Coat: This is a moderately long to longhaired cat, with hair on the shoulder blades and lower part of the chest being thick and slightly shorter. Siberians have a triple coat. There should be an abundant ruff setting off the large, impressive head. There is a tight undercoat, thicker in cold weather. Allow for warm weather coats. The hair may thicken to curls on the belly and britches, but a wavy coat is not characteristic. The skin may have a bluish cast. Clear strong colours and patterns are desirable but are secondary to type.

Eyes: The large, almost round eyes are at least one eye width apart with the outer corner slightly angled toward the lower base of the ear. There is no relationship between eye colour and coat colour/pattern, however, as with all pointed cats the eye colour is blue with pointed colours

Ears: The ears are medium-large, wide and set as much on the sides of the head as on the top; ideal position is 1 to 1-1/2 ear widths apart. The tips are rounded and the ear tilts forward. Ear furnishings are desirable. Hair over the back of the ears is short and thin; from the middle of the ear, the furnishings become longer and cover the base completely.

Tail: The tail is medium length, wide at the base, blunt at the tip without thickening or kinks, evenly and thickly furnished.

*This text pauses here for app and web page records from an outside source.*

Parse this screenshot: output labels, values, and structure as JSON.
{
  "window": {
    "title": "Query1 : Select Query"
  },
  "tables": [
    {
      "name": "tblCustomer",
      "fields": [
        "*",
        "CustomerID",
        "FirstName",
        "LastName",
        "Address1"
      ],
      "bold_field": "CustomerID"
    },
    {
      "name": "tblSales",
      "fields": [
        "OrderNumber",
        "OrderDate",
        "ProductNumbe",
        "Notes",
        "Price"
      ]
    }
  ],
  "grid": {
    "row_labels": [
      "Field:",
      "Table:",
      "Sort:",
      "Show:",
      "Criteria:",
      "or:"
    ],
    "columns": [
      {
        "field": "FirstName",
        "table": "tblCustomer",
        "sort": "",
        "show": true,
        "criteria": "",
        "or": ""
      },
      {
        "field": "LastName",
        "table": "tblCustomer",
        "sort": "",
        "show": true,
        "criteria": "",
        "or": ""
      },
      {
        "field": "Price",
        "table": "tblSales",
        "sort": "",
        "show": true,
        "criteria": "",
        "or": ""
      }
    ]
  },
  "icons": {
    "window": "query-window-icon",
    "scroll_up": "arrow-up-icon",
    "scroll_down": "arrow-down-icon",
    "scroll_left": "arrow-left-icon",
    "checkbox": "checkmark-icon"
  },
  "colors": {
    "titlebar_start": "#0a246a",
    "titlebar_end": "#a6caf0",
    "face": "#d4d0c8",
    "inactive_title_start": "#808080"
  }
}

Head: The head is a modified wedge of medium size with rounded contours, broader at the skull and narrowing slightly to a full rounded muzzle with a well-rounded chin. There may be a slight muzzle curvature, but the transition between the side of the head and the muzzle is gentle and inconspicuous. The cheekbones are neither high set nor prominent. There should be a good distance between the ears and eyes. The top of the head is flat, with a gentle nose curvature of a gentle slope from the forehead to the nose and a slight concave curvature before the tip. The neck is medium, rounded, substantial, and very well-muscled, Siberians have the appearance of no neck.

Some breeders have promoted the colourpoint Siberian Longhair cat as a separate breed called the Neva Masquerade. However, no major cat registry has yet made the distinction, and they are considered a colour division of the Siberian.

Veterinary Surgeon, London at Blue Cross UK | + posts

A London based Veterinary surgeon, Sanja is also an avid writer and pet advocate.